Data records section start

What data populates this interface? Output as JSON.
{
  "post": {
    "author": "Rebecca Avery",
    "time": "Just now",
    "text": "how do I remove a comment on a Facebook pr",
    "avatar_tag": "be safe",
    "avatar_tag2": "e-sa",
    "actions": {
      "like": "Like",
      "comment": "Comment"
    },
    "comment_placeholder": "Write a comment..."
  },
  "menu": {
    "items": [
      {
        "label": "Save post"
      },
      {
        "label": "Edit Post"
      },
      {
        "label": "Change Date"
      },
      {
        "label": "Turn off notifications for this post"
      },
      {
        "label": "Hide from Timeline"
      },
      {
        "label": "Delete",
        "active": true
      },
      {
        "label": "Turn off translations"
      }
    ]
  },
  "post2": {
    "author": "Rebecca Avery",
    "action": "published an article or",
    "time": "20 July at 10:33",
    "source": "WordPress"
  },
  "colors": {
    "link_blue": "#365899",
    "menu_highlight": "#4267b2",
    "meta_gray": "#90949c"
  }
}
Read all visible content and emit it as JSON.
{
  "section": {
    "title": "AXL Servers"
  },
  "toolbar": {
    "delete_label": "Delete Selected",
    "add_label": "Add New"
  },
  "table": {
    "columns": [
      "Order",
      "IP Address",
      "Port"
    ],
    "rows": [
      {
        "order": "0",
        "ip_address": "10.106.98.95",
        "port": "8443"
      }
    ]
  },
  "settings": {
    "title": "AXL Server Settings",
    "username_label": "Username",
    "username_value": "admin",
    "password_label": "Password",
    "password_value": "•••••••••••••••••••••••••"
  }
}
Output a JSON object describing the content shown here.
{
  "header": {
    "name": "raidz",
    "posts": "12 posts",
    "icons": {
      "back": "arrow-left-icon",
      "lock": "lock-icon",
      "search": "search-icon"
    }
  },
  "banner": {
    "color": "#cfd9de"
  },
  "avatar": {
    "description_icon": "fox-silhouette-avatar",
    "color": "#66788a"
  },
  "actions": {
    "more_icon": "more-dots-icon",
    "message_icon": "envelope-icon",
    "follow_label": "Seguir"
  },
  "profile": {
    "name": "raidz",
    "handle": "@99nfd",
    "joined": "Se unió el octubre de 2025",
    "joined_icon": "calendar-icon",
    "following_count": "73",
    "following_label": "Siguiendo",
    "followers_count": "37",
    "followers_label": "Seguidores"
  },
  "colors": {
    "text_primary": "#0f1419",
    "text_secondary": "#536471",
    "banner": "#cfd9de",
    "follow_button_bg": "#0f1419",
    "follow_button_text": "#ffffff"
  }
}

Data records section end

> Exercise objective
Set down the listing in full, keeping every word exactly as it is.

> Written response
What data populates this interface? Output as JSON.
{
  "post": {
    "author": "Rebecca Avery",
    "time": "Just now",
    "text": "how do I remove a comment on a Facebook pr",
    "avatar_tag": "be safe",
    "avatar_tag2": "e-sa",
    "actions": {
      "like": "Like",
      "comment": "Comment"
    },
    "comment_placeholder": "Write a comment..."
  },
  "menu": {
    "items": [
      {
        "label": "Save post"
      },
      {
        "label": "Edit Post"
      },
      {
        "label": "Change Date"
      },
      {
        "label": "Turn off notifications for this post"
      },
      {
        "label": "Hide from Timeline"
      },
      {
        "label": "Delete",
        "active": true
      },
      {
        "label": "Turn off translations"
      }
    ]
  },
  "post2": {
    "author": "Rebecca Avery",
    "action": "published an article or",
    "time": "20 July at 10:33",
    "source": "WordPress"
  },
  "colors": {
    "link_blue": "#365899",
    "menu_highlight": "#4267b2",
    "meta_gray": "#90949c"
  }
}
Read all visible content and emit it as JSON.
{
  "section": {
    "title": "AXL Servers"
  },
  "toolbar": {
    "delete_label": "Delete Selected",
    "add_label": "Add New"
  },
  "table": {
    "columns": [
      "Order",
      "IP Address",
      "Port"
    ],
    "rows": [
      {
        "order": "0",
        "ip_address": "10.106.98.95",
        "port": "8443"
      }
    ]
  },
  "settings": {
    "title": "AXL Server Settings",
    "username_label": "Username",
    "username_value": "admin",
    "password_label": "Password",
    "password_value": "•••••••••••••••••••••••••"
  }
}
Output a JSON object describing the content shown here.
{
  "header": {
    "name": "raidz",
    "posts": "12 posts",
    "icons": {
      "back": "arrow-left-icon",
      "lock": "lock-icon",
      "search": "search-icon"
    }
  },
  "banner": {
    "color": "#cfd9de"
  },
  "avatar": {
    "description_icon": "fox-silhouette-avatar",
    "color": "#66788a"
  },
  "actions": {
    "more_icon": "more-dots-icon",
    "message_icon": "envelope-icon",
    "follow_label": "Seguir"
  },
  "profile": {
    "name": "raidz",
    "handle": "@99nfd",
    "joined": "Se unió el octubre de 2025",
    "joined_icon": "calendar-icon",
    "following_count": "73",
    "following_label": "Siguiendo",
    "followers_count": "37",
    "followers_label": "Seguidores"
  },
  "colors": {
    "text_primary": "#0f1419",
    "text_secondary": "#536471",
    "banner": "#cfd9de",
    "follow_button_bg": "#0f1419",
    "follow_button_text": "#ffffff"
  }
}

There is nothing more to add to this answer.